**Provided records:**
[Start of section]

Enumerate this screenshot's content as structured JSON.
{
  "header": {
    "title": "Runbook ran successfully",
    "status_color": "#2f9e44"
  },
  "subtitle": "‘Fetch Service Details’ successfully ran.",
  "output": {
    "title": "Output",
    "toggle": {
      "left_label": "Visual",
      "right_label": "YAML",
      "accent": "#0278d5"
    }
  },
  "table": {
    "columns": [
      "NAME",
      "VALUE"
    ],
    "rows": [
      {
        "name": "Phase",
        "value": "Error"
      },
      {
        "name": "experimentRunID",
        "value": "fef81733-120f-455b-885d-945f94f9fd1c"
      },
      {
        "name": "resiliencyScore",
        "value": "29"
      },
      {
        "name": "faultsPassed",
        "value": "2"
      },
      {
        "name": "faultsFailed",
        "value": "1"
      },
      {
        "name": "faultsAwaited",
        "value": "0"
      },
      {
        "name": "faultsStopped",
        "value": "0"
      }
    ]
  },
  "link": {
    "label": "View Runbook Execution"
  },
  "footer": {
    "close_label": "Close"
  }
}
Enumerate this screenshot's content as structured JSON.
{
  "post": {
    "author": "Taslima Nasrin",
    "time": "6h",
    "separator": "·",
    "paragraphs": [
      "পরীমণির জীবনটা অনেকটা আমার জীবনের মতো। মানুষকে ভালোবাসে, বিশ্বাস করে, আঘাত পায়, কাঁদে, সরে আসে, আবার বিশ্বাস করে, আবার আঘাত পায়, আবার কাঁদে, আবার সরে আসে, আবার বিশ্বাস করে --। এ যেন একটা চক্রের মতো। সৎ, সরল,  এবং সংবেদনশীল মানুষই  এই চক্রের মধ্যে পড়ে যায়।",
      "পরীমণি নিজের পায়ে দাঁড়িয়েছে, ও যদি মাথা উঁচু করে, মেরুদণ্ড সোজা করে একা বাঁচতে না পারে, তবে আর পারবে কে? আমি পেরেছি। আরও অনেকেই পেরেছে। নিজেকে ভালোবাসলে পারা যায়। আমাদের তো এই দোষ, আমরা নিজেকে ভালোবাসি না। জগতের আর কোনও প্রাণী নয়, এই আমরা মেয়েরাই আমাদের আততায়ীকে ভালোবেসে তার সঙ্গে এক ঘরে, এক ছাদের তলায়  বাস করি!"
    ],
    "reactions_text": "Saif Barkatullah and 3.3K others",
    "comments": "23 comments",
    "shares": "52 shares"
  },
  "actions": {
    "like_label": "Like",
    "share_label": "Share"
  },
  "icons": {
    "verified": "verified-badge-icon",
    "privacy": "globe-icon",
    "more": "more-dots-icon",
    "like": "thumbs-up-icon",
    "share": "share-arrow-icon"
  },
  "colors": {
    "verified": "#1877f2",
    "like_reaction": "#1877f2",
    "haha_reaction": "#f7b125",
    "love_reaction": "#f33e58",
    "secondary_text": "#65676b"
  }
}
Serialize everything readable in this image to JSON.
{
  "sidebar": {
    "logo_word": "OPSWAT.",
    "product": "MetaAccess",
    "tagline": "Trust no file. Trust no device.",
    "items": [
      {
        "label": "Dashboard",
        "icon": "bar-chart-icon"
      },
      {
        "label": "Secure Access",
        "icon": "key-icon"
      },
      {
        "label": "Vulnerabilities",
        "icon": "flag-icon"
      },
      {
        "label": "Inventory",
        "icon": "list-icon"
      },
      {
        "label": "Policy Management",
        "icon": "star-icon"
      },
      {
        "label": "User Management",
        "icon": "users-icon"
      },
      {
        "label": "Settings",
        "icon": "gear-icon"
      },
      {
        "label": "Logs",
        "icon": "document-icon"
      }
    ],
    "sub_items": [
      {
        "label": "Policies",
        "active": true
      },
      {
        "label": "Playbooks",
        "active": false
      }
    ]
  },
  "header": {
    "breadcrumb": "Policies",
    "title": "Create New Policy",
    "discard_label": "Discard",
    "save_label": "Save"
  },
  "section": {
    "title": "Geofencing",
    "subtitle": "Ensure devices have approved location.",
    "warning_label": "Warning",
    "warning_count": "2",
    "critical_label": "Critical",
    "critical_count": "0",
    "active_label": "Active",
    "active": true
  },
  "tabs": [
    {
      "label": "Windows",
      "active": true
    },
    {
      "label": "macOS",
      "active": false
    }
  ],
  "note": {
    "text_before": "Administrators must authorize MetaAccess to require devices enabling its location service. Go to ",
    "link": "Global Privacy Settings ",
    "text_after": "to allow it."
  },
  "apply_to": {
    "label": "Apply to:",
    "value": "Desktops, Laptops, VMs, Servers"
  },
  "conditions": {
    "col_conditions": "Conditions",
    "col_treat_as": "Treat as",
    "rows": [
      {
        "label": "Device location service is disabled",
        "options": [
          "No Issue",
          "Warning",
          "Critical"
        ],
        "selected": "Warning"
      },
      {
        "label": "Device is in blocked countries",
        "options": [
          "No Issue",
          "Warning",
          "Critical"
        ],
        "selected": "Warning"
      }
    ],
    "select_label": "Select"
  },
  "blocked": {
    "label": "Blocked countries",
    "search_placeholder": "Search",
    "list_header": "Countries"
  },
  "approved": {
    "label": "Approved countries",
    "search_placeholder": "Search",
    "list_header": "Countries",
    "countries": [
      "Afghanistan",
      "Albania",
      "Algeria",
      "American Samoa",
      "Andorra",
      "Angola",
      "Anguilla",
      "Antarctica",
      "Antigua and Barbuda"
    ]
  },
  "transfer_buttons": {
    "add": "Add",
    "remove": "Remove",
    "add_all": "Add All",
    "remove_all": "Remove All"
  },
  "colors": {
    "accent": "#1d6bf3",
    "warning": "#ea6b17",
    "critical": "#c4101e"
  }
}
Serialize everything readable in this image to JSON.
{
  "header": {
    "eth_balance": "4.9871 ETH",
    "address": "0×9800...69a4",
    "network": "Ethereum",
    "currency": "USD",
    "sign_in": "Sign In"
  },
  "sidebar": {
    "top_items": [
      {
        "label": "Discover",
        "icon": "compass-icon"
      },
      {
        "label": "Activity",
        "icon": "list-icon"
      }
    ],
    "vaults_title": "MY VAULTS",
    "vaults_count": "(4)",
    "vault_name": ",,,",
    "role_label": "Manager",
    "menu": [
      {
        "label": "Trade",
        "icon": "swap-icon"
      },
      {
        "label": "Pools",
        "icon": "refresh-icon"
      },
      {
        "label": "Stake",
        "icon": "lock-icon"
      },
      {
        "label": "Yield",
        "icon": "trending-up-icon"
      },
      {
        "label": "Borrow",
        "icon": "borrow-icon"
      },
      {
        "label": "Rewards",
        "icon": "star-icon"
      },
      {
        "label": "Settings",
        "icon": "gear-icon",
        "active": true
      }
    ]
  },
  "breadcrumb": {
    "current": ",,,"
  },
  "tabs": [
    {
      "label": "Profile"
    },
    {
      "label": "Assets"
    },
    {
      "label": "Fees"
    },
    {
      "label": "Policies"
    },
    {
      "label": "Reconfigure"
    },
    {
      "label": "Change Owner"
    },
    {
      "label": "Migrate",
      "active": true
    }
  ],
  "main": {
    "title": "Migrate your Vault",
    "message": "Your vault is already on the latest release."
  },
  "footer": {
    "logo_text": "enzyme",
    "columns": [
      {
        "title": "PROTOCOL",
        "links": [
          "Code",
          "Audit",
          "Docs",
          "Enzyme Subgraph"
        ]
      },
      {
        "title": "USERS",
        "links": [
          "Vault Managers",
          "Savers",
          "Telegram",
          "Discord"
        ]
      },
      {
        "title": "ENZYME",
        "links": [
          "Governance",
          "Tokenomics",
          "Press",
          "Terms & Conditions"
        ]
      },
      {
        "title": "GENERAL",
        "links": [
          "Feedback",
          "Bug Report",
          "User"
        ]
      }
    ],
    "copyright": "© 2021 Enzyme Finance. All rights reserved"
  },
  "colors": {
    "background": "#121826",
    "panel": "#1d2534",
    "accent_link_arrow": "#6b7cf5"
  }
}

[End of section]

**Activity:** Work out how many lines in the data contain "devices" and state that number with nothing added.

**Response:** 2